Restaurants added a net 116,000 positions in the first half of 2012. Overall, restaurants have added more than 575,000 jobs since the employment recovery began in March 2010, with current industry staffing levels 193,000 jobs above the pre-recession peak. Restaurant industry job growth slowed along with the rest of the economy during the second quarter of 2012, but remains a net contributor to the economic recovery.
“While restaurant industry job growth is not immune to the ups and downs of the overall economy, our industry has continually been at the forefront of job creation for the last two years,” Dawn Sweeney, President and CEO of the NRA, said in a statement. “Restaurant industry sales are gaining for the third consecutive year, spurring the nation’s nearly 1 million restaurants to staff up to meet the increasing demand for away-from-home meals.”
The NRA projects that restaurant industry sales will exceed $632 billion this year, a 3.5 percent increase over 2011 sales. One out of three (33 percent) Americans say they are not dining out as often as they would like, down from 40 percent one year ago.

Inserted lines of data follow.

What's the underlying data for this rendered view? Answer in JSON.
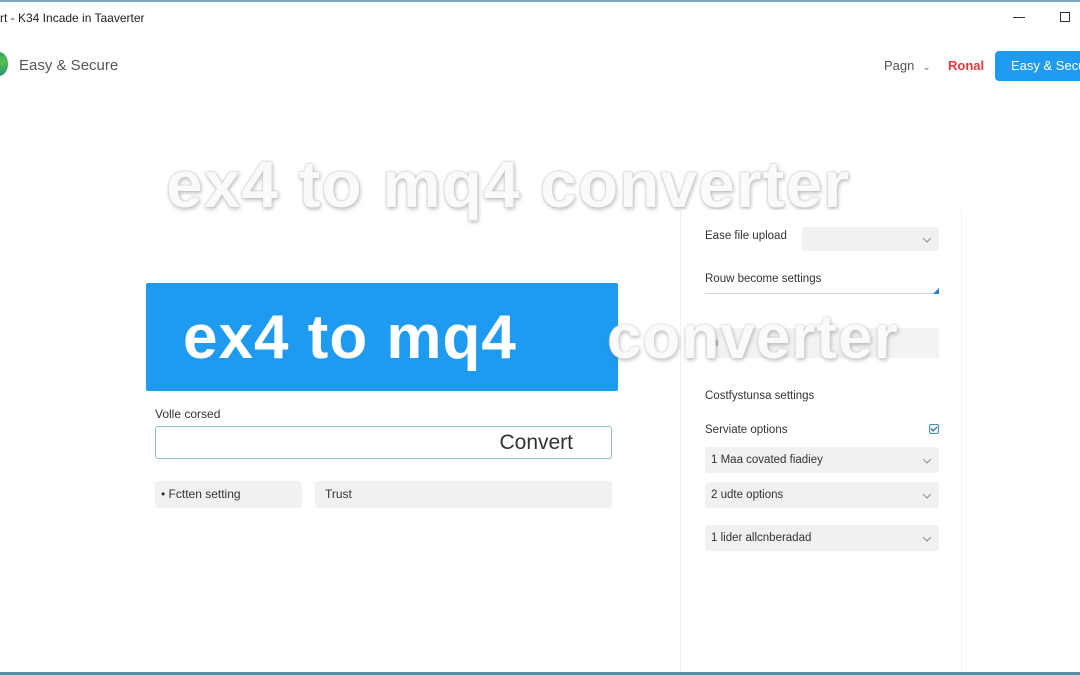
{
  "window": {
    "title": "rt - K34 Incade in Taaverter",
    "controls": {
      "minimize": "minimize",
      "maximize": "maximize"
    }
  },
  "header": {
    "brand": "Easy & Secure",
    "nav": {
      "pagn": "Pagn",
      "ronal": "Ronal"
    },
    "cta": "Easy & Secure"
  },
  "hero": {
    "ghost_title": "ex4 to mq4 converter",
    "banner_main": "ex4 to mq4",
    "banner_overflow": "converter"
  },
  "form": {
    "field_label": "Volle corsed",
    "convert_label": "Convert",
    "options": [
      {
        "label": "• Fctten setting"
      },
      {
        "label": "Trust"
      }
    ]
  },
  "settings_panel": {
    "file_upload_label": "Ease file upload",
    "file_upload_value": "",
    "row_settings_label": "Rouw become settings",
    "tiny_text": "Ivi",
    "section_label": "Costfystunsa settings",
    "checkbox_label": "Serviate options",
    "checkbox_checked": true,
    "dropdowns": [
      {
        "value": "1 Maa covated fiadiey"
      },
      {
        "value": "2 udte options"
      },
      {
        "value": "1 lider allcnberadad"
      }
    ]
  },
  "colors": {
    "accent": "#1e9bf0",
    "nav_highlight": "#e03a3e"
  }
}
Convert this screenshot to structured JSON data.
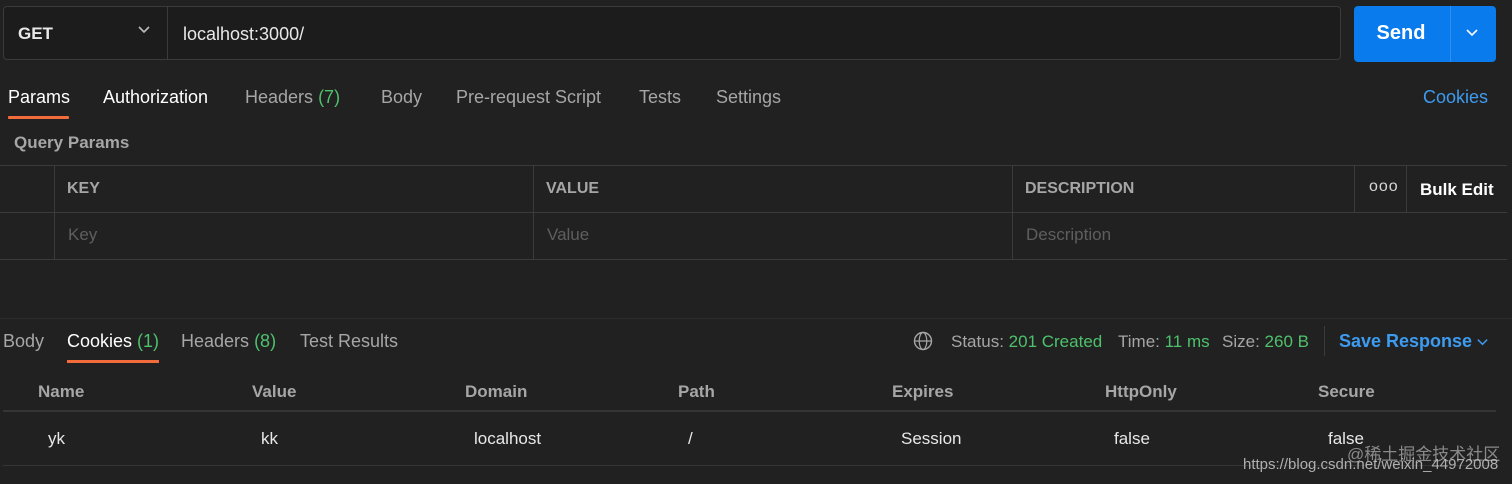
{
  "request": {
    "method": "GET",
    "url": "localhost:3000/",
    "send_label": "Send"
  },
  "request_tabs": {
    "params": "Params",
    "authorization": "Authorization",
    "headers": "Headers",
    "headers_count": "(7)",
    "body": "Body",
    "prerequest": "Pre-request Script",
    "tests": "Tests",
    "settings": "Settings",
    "cookies_link": "Cookies"
  },
  "query_params": {
    "title": "Query Params",
    "columns": [
      "KEY",
      "VALUE",
      "DESCRIPTION"
    ],
    "bulk_edit": "Bulk Edit",
    "more": "ooo",
    "placeholders": {
      "key": "Key",
      "value": "Value",
      "description": "Description"
    }
  },
  "response_tabs": {
    "body": "Body",
    "cookies": "Cookies",
    "cookies_count": "(1)",
    "headers": "Headers",
    "headers_count": "(8)",
    "test_results": "Test Results"
  },
  "response_status": {
    "status_label": "Status:",
    "status_value": "201 Created",
    "time_label": "Time:",
    "time_value": "11 ms",
    "size_label": "Size:",
    "size_value": "260 B",
    "save_response": "Save Response"
  },
  "cookies_table": {
    "columns": [
      "Name",
      "Value",
      "Domain",
      "Path",
      "Expires",
      "HttpOnly",
      "Secure"
    ],
    "rows": [
      [
        "yk",
        "kk",
        "localhost",
        "/",
        "Session",
        "false",
        "false"
      ]
    ]
  },
  "watermark": {
    "line1": "@稀土掘金技术社区",
    "line2": "https://blog.csdn.net/weixin_44972008"
  },
  "colors": {
    "accent_blue": "#097bed",
    "link_blue": "#3d9bf0",
    "tab_underline": "#f26b3a",
    "success_green": "#4ec16c"
  }
}
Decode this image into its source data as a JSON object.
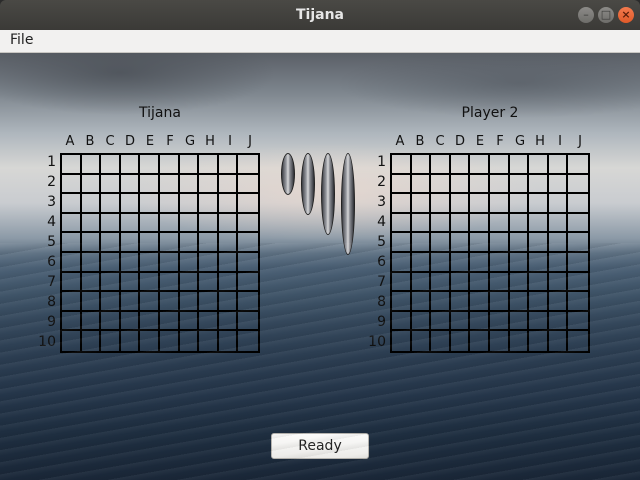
{
  "window": {
    "title": "Tijana",
    "buttons": {
      "minimize": "–",
      "maximize": "□",
      "close": "×"
    }
  },
  "menubar": {
    "file": "File"
  },
  "columns": [
    "A",
    "B",
    "C",
    "D",
    "E",
    "F",
    "G",
    "H",
    "I",
    "J"
  ],
  "rows": [
    "1",
    "2",
    "3",
    "4",
    "5",
    "6",
    "7",
    "8",
    "9",
    "10"
  ],
  "boards": {
    "left": {
      "title": "Tijana"
    },
    "right": {
      "title": "Player 2"
    }
  },
  "ships": [
    {
      "name": "ship-size-2",
      "length": 2
    },
    {
      "name": "ship-size-3",
      "length": 3
    },
    {
      "name": "ship-size-4",
      "length": 4
    },
    {
      "name": "ship-size-5",
      "length": 5
    }
  ],
  "ready_button": "Ready"
}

According to the NRA’s June 2012 Restaurant Industry Tracking Survey, restaurant operators continue to plan for staffing increases in the second half of 2012. Twenty percent of restaurant operators plan to increase staffing levels in six months (compared to the same period in the previous year), while only 8 percent said they expect to reduce staffing levels in six months. Seventy-two percent of operators said they expect their staffing levels to remain unchanged through the end of the year.